I am convinced that we know relatively little about life underwater life because we are downright scared of it. Could it be that we more or less ignore the over seventy percent of life forms on earth because they remind us of the parts within ourselves that have sunken below the water surface? The parts that we rather forget? The life that’s lurking in the deep, dark corals of our own mind? I think so.
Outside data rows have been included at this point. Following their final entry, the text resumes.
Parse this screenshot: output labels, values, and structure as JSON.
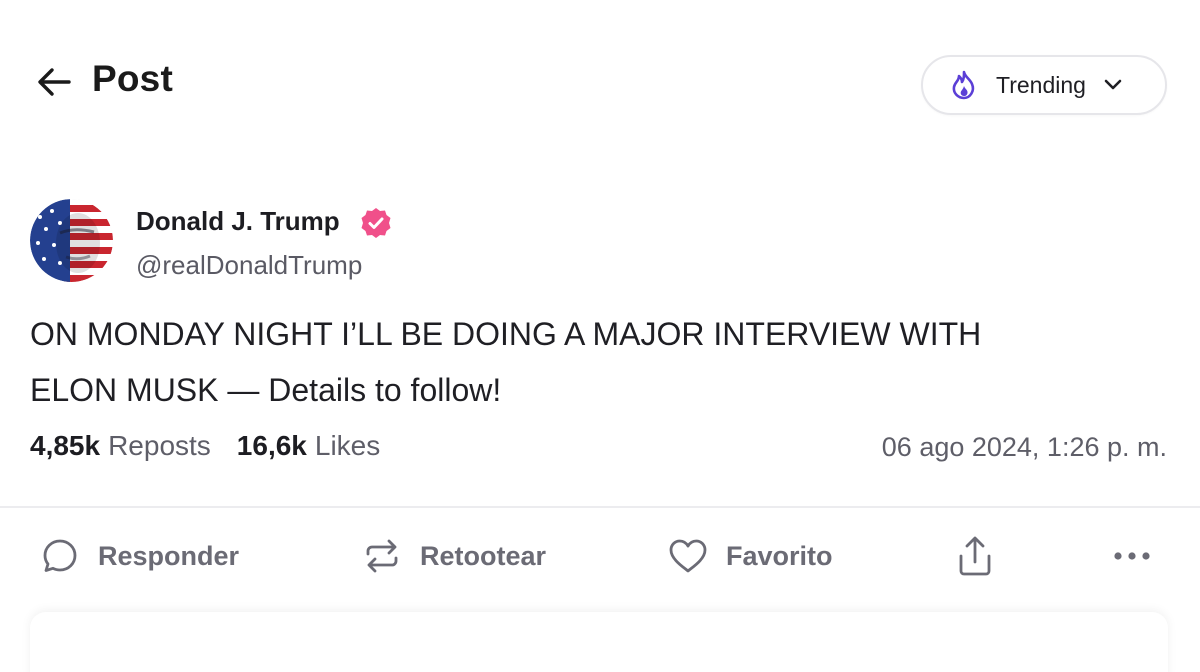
{
  "header": {
    "title": "Post",
    "back_icon": "arrow-left-icon",
    "trending": {
      "label": "Trending",
      "icon": "flame-icon",
      "chevron": "chevron-down-icon"
    }
  },
  "author": {
    "name": "Donald J. Trump",
    "handle": "@realDonaldTrump",
    "verified": true,
    "verified_color": "#f0508a",
    "avatar": "avatar-flag-portrait"
  },
  "post": {
    "lines": [
      "ON MONDAY NIGHT I’LL BE DOING A MAJOR INTERVIEW WITH",
      "ELON MUSK — Details to follow!"
    ]
  },
  "stats": {
    "reposts_count": "4,85k",
    "reposts_label": "Reposts",
    "likes_count": "16,6k",
    "likes_label": "Likes",
    "timestamp": "06 ago 2024, 1:26 p. m."
  },
  "actions": {
    "reply": "Responder",
    "retoot": "Retootear",
    "favorite": "Favorito"
  },
  "colors": {
    "accent": "#5b3fd6",
    "muted_text": "#6b6b75",
    "verified": "#f0508a"
  }
}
Water, seas and oceans have always fascinated and scared human beings. In virtually every cultural imagination, water has been associated with the unconscious, the unknown, the dangerous, unpredictable, female element. Its soft, flowing nature can quickly change into a something that swipes you away; a force that makes you sink and drown. Seas and oceans, the culmination of water, represent a large, existential fear: a fear of the unknown and obscure. I seriously suspect that our ignorance towards the underwater world, its inhabitants and its importance is actually a fear towards ourselves. Towards the sunken, unfamiliar parts of ourselves. An angst for the monsters that are looming in the deep sea of our own minds and hearts.
The only way to misbehave against something is to create a certain imaginary distance towards it. That’s exactly what we did with underwater life. We’ve somehow excluded fish from the animal realm. But do you still eat fish?, that popular question asked of vegetarians reveals the non-animal status we have attached to fish. Our huge fishing nets leave a trail of underwater devastation, but who cares? As a species we seem experts in denying what is invisible, what’s below the surface. But everyone knows that what is below the surface has to eventually, inevitable, surface.
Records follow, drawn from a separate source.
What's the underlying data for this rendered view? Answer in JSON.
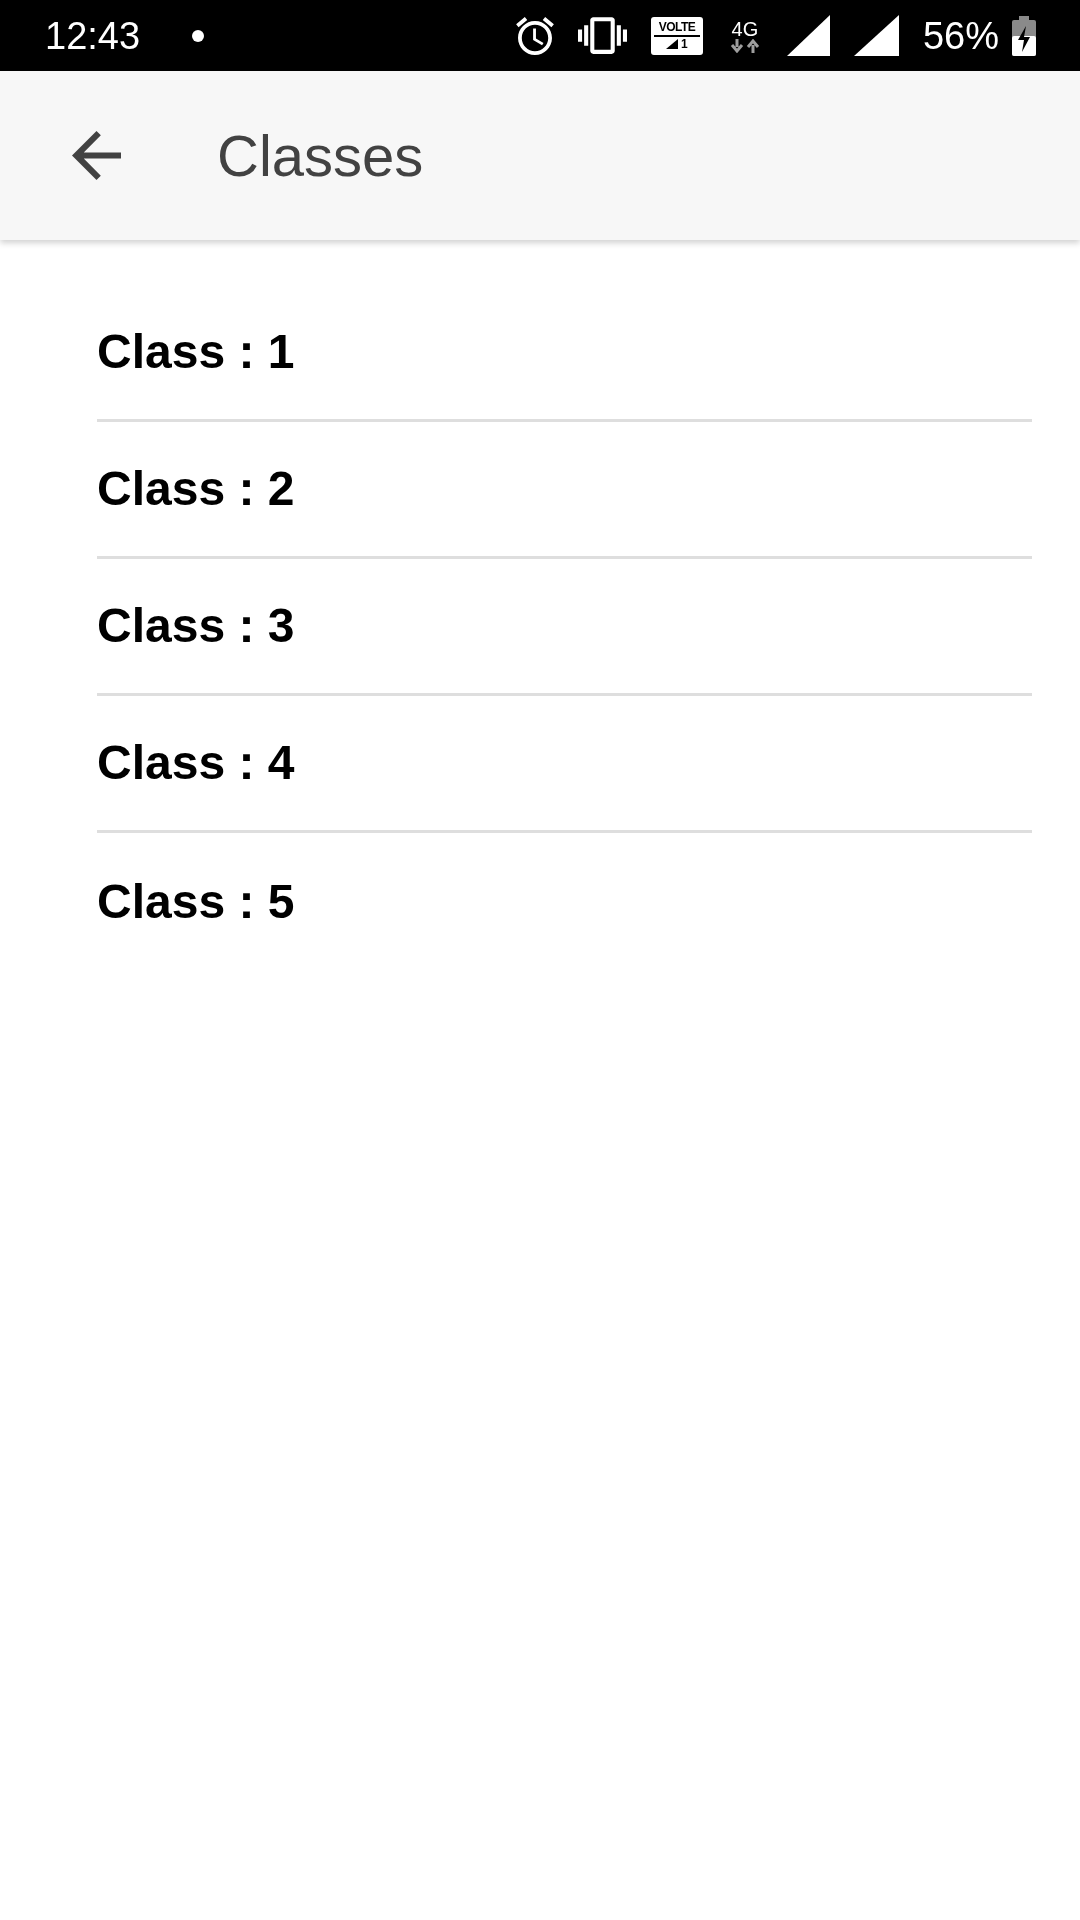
{
  "status_bar": {
    "time": "12:43",
    "volte_label": "VOLTE",
    "volte_sim": "1",
    "network_type": "4G",
    "battery": "56%"
  },
  "app_bar": {
    "title": "Classes"
  },
  "items": [
    "Class : 1",
    "Class : 2",
    "Class : 3",
    "Class : 4",
    "Class : 5"
  ]
}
The destruction that is currently taking place underneath the surfaces of our oceans is a clear sign of humanity’s disconnection from our own subconsciousness. It’s a sign that we are cut off from the intuitive undercurrent that connects us with all Life. This disconnection has got us massively plundering life below the surface, in the hopes of finding something there which will make us happy and fulfilled. But it doesn’t work that way. Happiness doesn’t work from the outside in. It doesn’t work if it makes us crawl over the backs of countless fellow beings to get it. It works from the inside out.
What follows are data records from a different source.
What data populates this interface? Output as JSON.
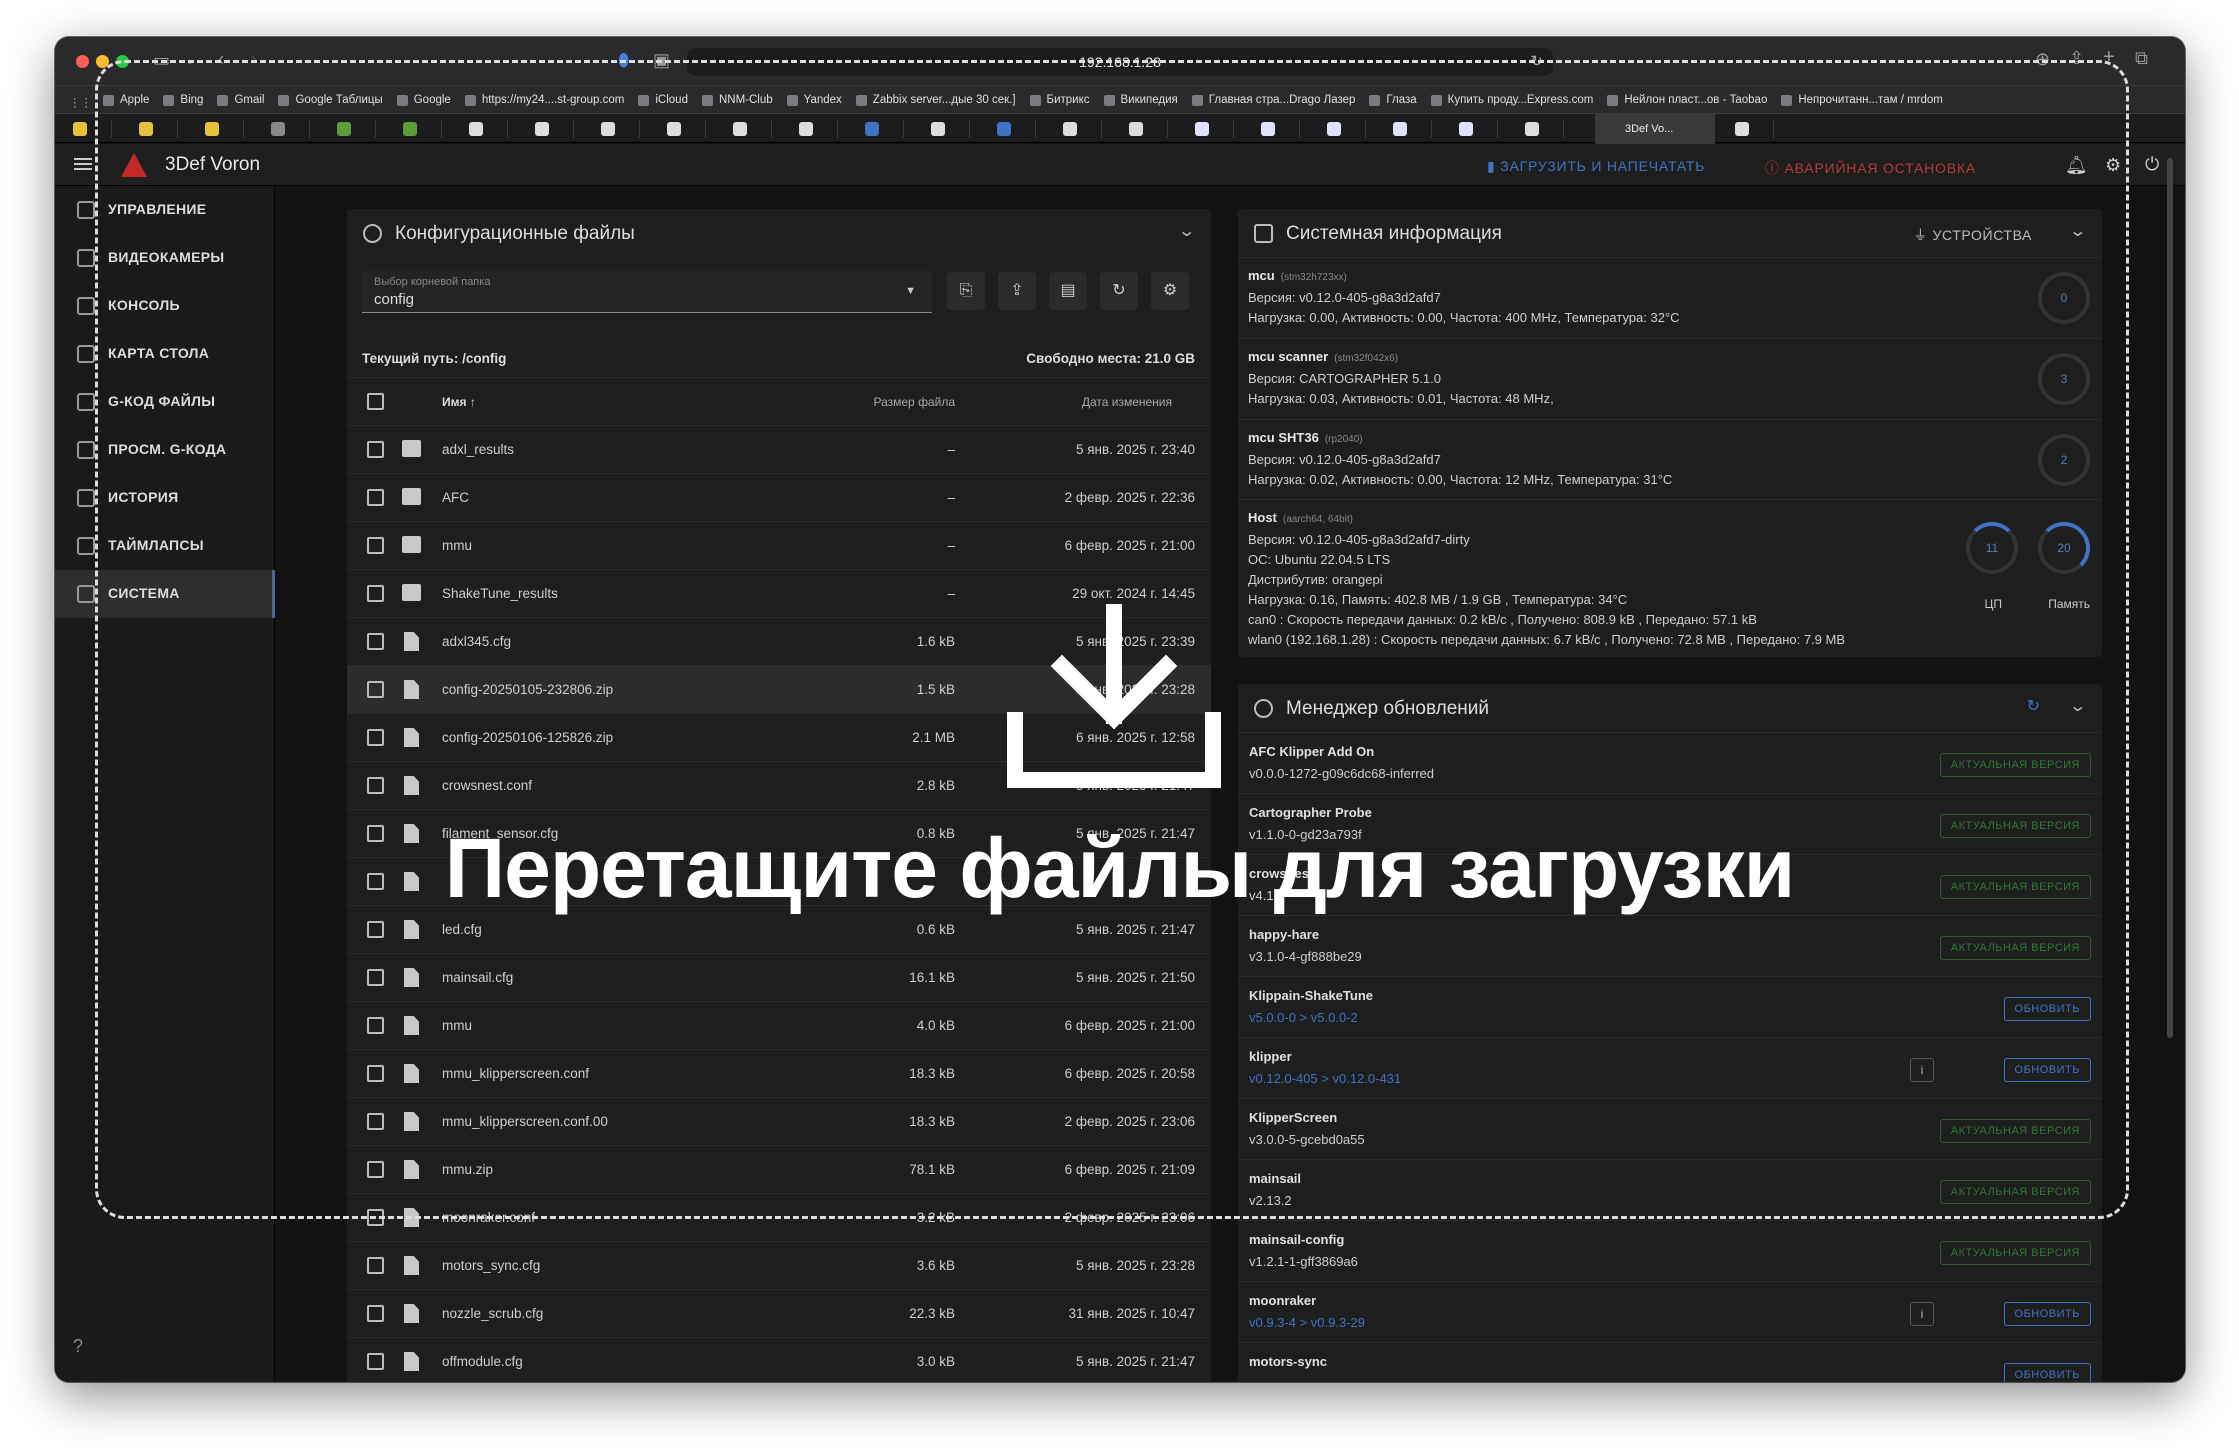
{
  "browser": {
    "url": "192.168.1.28",
    "favorites": [
      "Apple",
      "Bing",
      "Gmail",
      "Google Таблицы",
      "Google",
      "https://my24....st-group.com",
      "iCloud",
      "NNM-Club",
      "Yandex",
      "Zabbix server...дые 30 сек.]",
      "Битрикс",
      "Википедия",
      "Главная стра...Drago Лазер",
      "Глаза",
      "Купить проду...Express.com",
      "Нейлон пласт...ов - Taobao",
      "Непрочитанн...там / mrdom"
    ],
    "active_tab": "3Def Vo..."
  },
  "app": {
    "title": "3Def Voron",
    "upload_print": "ЗАГРУЗИТЬ И НАПЕЧАТАТЬ",
    "emergency_stop": "АВАРИЙНАЯ ОСТАНОВКА"
  },
  "sidebar": {
    "items": [
      {
        "label": "УПРАВЛЕНИЕ"
      },
      {
        "label": "ВИДЕОКАМЕРЫ"
      },
      {
        "label": "КОНСОЛЬ"
      },
      {
        "label": "КАРТА СТОЛА"
      },
      {
        "label": "G-КОД ФАЙЛЫ"
      },
      {
        "label": "ПРОСМ. G-КОДА"
      },
      {
        "label": "ИСТОРИЯ"
      },
      {
        "label": "ТАЙМЛАПСЫ"
      },
      {
        "label": "СИСТЕМА"
      }
    ]
  },
  "config": {
    "title": "Конфигурационные файлы",
    "root_label": "Выбор корневой папка",
    "root_value": "config",
    "path_label": "Текущий путь: /config",
    "free_label": "Свободно места: 21.0 GB",
    "col_name": "Имя",
    "col_size": "Размер файла",
    "col_date": "Дата изменения",
    "files": [
      {
        "name": "adxl_results",
        "size": "–",
        "date": "5 янв. 2025 г. 23:40",
        "type": "folder"
      },
      {
        "name": "AFC",
        "size": "–",
        "date": "2 февр. 2025 г. 22:36",
        "type": "folder"
      },
      {
        "name": "mmu",
        "size": "–",
        "date": "6 февр. 2025 г. 21:00",
        "type": "folder"
      },
      {
        "name": "ShakeTune_results",
        "size": "–",
        "date": "29 окт. 2024 г. 14:45",
        "type": "folder"
      },
      {
        "name": "adxl345.cfg",
        "size": "1.6 kB",
        "date": "5 янв. 2025 г. 23:39",
        "type": "file"
      },
      {
        "name": "config-20250105-232806.zip",
        "size": "1.5 kB",
        "date": "5 янв. 2025 г. 23:28",
        "type": "file"
      },
      {
        "name": "config-20250106-125826.zip",
        "size": "2.1 MB",
        "date": "6 янв. 2025 г. 12:58",
        "type": "file"
      },
      {
        "name": "crowsnest.conf",
        "size": "2.8 kB",
        "date": "5 янв. 2025 г. 21:47",
        "type": "file"
      },
      {
        "name": "filament_sensor.cfg",
        "size": "0.8 kB",
        "date": "5 янв. 2025 г. 21:47",
        "type": "file"
      },
      {
        "name": "",
        "size": "",
        "date": "",
        "type": "file"
      },
      {
        "name": "led.cfg",
        "size": "0.6 kB",
        "date": "5 янв. 2025 г. 21:47",
        "type": "file"
      },
      {
        "name": "mainsail.cfg",
        "size": "16.1 kB",
        "date": "5 янв. 2025 г. 21:50",
        "type": "file"
      },
      {
        "name": "mmu",
        "size": "4.0 kB",
        "date": "6 февр. 2025 г. 21:00",
        "type": "file"
      },
      {
        "name": "mmu_klipperscreen.conf",
        "size": "18.3 kB",
        "date": "6 февр. 2025 г. 20:58",
        "type": "file"
      },
      {
        "name": "mmu_klipperscreen.conf.00",
        "size": "18.3 kB",
        "date": "2 февр. 2025 г. 23:06",
        "type": "file"
      },
      {
        "name": "mmu.zip",
        "size": "78.1 kB",
        "date": "6 февр. 2025 г. 21:09",
        "type": "file"
      },
      {
        "name": "moonraker.conf",
        "size": "3.2 kB",
        "date": "2 февр. 2025 г. 23:06",
        "type": "file"
      },
      {
        "name": "motors_sync.cfg",
        "size": "3.6 kB",
        "date": "5 янв. 2025 г. 23:28",
        "type": "file"
      },
      {
        "name": "nozzle_scrub.cfg",
        "size": "22.3 kB",
        "date": "31 янв. 2025 г. 10:47",
        "type": "file"
      },
      {
        "name": "offmodule.cfg",
        "size": "3.0 kB",
        "date": "5 янв. 2025 г. 21:47",
        "type": "file"
      }
    ]
  },
  "sysinfo": {
    "title": "Системная информация",
    "devices": "УСТРОЙСТВА",
    "mcus": [
      {
        "name": "mcu",
        "chip": "(stm32h723xx)",
        "line1": "Версия: v0.12.0-405-g8a3d2afd7",
        "line2": "Нагрузка: 0.00, Активность: 0.00, Частота: 400 MHz, Температура: 32°C",
        "ring": "0"
      },
      {
        "name": "mcu scanner",
        "chip": "(stm32f042x6)",
        "line1": "Версия: CARTOGRAPHER 5.1.0",
        "line2": "Нагрузка: 0.03, Активность: 0.01, Частота: 48 MHz,",
        "ring": "3"
      },
      {
        "name": "mcu SHT36",
        "chip": "(rp2040)",
        "line1": "Версия: v0.12.0-405-g8a3d2afd7",
        "line2": "Нагрузка: 0.02, Активность: 0.00, Частота: 12 MHz, Температура: 31°C",
        "ring": "2"
      }
    ],
    "host": {
      "name": "Host",
      "chip": "(aarch64, 64bit)",
      "lines": [
        "Версия: v0.12.0-405-g8a3d2afd7-dirty",
        "ОС: Ubuntu 22.04.5 LTS",
        "Дистрибутив: orangepi",
        "Нагрузка: 0.16, Память: 402.8 MB / 1.9 GB , Температура: 34°C",
        "can0 : Скорость передачи данных: 0.2 kB/c , Получено: 808.9 kB , Передано: 57.1 kB",
        "wlan0 (192.168.1.28) : Скорость передачи данных: 6.7 kB/c , Получено: 72.8 MB , Передано: 7.9 MB"
      ],
      "cpu_value": "11",
      "cpu_label": "ЦП",
      "mem_value": "20",
      "mem_label": "Память"
    }
  },
  "updates": {
    "title": "Менеджер обновлений",
    "items": [
      {
        "name": "AFC Klipper Add On",
        "version": "v0.0.0-1272-g09c6dc68-inferred",
        "status": "АКТУАЛЬНАЯ ВЕРСИЯ",
        "update": false
      },
      {
        "name": "Cartographer Probe",
        "version": "v1.1.0-0-gd23a793f",
        "status": "АКТУАЛЬНАЯ ВЕРСИЯ",
        "update": false
      },
      {
        "name": "crowsnest",
        "version": "v4.1.",
        "status": "АКТУАЛЬНАЯ ВЕРСИЯ",
        "update": false
      },
      {
        "name": "happy-hare",
        "version": "v3.1.0-4-gf888be29",
        "status": "АКТУАЛЬНАЯ ВЕРСИЯ",
        "update": false
      },
      {
        "name": "Klippain-ShakeTune",
        "version": "v5.0.0-0 > v5.0.0-2",
        "status": "ОБНОВИТЬ",
        "update": true
      },
      {
        "name": "klipper",
        "version": "v0.12.0-405 > v0.12.0-431",
        "status": "ОБНОВИТЬ",
        "update": true,
        "info": true
      },
      {
        "name": "KlipperScreen",
        "version": "v3.0.0-5-gcebd0a55",
        "status": "АКТУАЛЬНАЯ ВЕРСИЯ",
        "update": false
      },
      {
        "name": "mainsail",
        "version": "v2.13.2",
        "status": "АКТУАЛЬНАЯ ВЕРСИЯ",
        "update": false
      },
      {
        "name": "mainsail-config",
        "version": "v1.2.1-1-gff3869a6",
        "status": "АКТУАЛЬНАЯ ВЕРСИЯ",
        "update": false
      },
      {
        "name": "moonraker",
        "version": "v0.9.3-4 > v0.9.3-29",
        "status": "ОБНОВИТЬ",
        "update": true,
        "info": true
      },
      {
        "name": "motors-sync",
        "version": "",
        "status": "ОБНОВИТЬ",
        "update": true
      }
    ]
  },
  "drop": {
    "message": "Перетащите файлы для загрузки"
  }
}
The degree in which we are willing to touch the unknown, unfamiliar, scary places in ourselves is the degree in which we can care for the world around us. The degree in which we can love it. Care for it. Start to take care of your own deep sea monsters first. Get to know them. Find out where they hide. Descend into the forgotten parts of yourself. Be curious and kind to what you encounter. Only then can we create a sustainable relationship with the life inside and outside of our worlds.